== EXERCISE AIM ==
State how many lines in the entries below include the string "term", and give nothing beyond that number.

################

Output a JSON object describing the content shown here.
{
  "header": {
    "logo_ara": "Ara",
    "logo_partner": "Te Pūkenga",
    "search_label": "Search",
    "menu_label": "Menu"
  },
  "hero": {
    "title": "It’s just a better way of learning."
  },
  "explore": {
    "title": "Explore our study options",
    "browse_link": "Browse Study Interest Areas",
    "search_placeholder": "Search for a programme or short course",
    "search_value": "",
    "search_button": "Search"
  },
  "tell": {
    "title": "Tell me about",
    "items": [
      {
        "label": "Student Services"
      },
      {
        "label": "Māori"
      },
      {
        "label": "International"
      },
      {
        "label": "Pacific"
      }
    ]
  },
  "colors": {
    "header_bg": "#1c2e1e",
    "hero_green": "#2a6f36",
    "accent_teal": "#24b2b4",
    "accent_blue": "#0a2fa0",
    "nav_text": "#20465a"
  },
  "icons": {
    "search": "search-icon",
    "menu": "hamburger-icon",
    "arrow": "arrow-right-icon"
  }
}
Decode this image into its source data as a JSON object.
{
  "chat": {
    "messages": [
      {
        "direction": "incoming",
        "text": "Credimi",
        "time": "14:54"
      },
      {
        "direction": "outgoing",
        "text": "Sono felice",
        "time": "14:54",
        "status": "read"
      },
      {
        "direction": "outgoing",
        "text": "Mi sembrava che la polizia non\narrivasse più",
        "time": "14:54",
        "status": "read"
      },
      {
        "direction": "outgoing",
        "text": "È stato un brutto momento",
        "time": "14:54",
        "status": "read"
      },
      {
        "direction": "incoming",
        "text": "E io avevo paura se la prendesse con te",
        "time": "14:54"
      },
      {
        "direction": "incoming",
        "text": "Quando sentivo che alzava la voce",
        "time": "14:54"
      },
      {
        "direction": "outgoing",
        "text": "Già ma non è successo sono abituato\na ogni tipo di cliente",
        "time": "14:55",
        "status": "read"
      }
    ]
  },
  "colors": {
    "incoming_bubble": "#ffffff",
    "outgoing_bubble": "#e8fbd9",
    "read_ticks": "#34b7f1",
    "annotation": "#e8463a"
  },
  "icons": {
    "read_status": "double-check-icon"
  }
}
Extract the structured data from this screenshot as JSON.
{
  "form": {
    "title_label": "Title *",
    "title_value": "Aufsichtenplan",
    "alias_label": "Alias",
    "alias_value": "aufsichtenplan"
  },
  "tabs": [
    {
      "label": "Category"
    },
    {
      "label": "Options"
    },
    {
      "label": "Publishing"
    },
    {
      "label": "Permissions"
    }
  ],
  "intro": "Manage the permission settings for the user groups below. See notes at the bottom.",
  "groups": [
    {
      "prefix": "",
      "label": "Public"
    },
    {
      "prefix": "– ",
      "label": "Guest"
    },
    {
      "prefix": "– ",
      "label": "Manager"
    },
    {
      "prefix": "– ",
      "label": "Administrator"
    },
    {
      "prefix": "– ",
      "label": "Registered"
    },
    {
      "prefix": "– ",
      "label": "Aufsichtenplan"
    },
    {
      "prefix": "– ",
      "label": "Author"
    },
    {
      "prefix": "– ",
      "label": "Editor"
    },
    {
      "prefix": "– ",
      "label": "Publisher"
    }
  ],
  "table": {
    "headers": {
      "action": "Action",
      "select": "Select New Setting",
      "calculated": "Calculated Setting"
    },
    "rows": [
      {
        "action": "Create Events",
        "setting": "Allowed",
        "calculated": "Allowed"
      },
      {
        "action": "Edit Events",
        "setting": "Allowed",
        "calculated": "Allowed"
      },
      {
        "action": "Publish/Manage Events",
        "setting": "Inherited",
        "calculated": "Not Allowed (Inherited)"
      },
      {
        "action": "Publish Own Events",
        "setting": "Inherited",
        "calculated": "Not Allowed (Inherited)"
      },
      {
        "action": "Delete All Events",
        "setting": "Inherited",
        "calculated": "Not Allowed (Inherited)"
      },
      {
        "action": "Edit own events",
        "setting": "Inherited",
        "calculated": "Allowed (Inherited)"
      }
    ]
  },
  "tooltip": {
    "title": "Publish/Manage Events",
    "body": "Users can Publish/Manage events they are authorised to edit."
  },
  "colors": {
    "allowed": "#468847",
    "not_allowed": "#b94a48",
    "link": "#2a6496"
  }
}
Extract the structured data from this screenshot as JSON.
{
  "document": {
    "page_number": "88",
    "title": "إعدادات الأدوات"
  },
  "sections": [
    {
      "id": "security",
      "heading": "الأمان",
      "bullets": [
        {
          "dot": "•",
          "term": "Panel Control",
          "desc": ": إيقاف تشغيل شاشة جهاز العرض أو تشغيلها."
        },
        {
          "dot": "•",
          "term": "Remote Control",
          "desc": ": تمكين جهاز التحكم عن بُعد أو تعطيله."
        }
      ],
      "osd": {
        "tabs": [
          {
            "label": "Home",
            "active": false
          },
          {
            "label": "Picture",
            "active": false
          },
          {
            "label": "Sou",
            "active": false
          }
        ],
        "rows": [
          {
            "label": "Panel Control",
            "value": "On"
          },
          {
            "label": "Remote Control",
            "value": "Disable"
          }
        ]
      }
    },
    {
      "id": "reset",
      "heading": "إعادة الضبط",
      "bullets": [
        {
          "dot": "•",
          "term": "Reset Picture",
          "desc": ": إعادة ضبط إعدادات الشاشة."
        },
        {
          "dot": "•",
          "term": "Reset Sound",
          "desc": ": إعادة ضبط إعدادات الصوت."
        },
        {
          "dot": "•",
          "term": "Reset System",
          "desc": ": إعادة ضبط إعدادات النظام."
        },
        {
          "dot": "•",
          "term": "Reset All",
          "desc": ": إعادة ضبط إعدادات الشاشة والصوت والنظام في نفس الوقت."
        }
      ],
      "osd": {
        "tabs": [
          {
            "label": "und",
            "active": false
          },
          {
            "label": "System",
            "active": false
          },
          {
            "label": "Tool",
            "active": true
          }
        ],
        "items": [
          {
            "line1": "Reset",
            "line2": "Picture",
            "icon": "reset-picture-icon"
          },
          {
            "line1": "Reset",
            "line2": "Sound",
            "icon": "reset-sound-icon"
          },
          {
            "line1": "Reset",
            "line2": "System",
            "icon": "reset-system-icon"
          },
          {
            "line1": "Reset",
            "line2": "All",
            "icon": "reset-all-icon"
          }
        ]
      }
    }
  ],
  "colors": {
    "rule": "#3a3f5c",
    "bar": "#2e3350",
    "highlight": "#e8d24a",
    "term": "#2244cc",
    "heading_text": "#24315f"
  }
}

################

== REPLY ==
7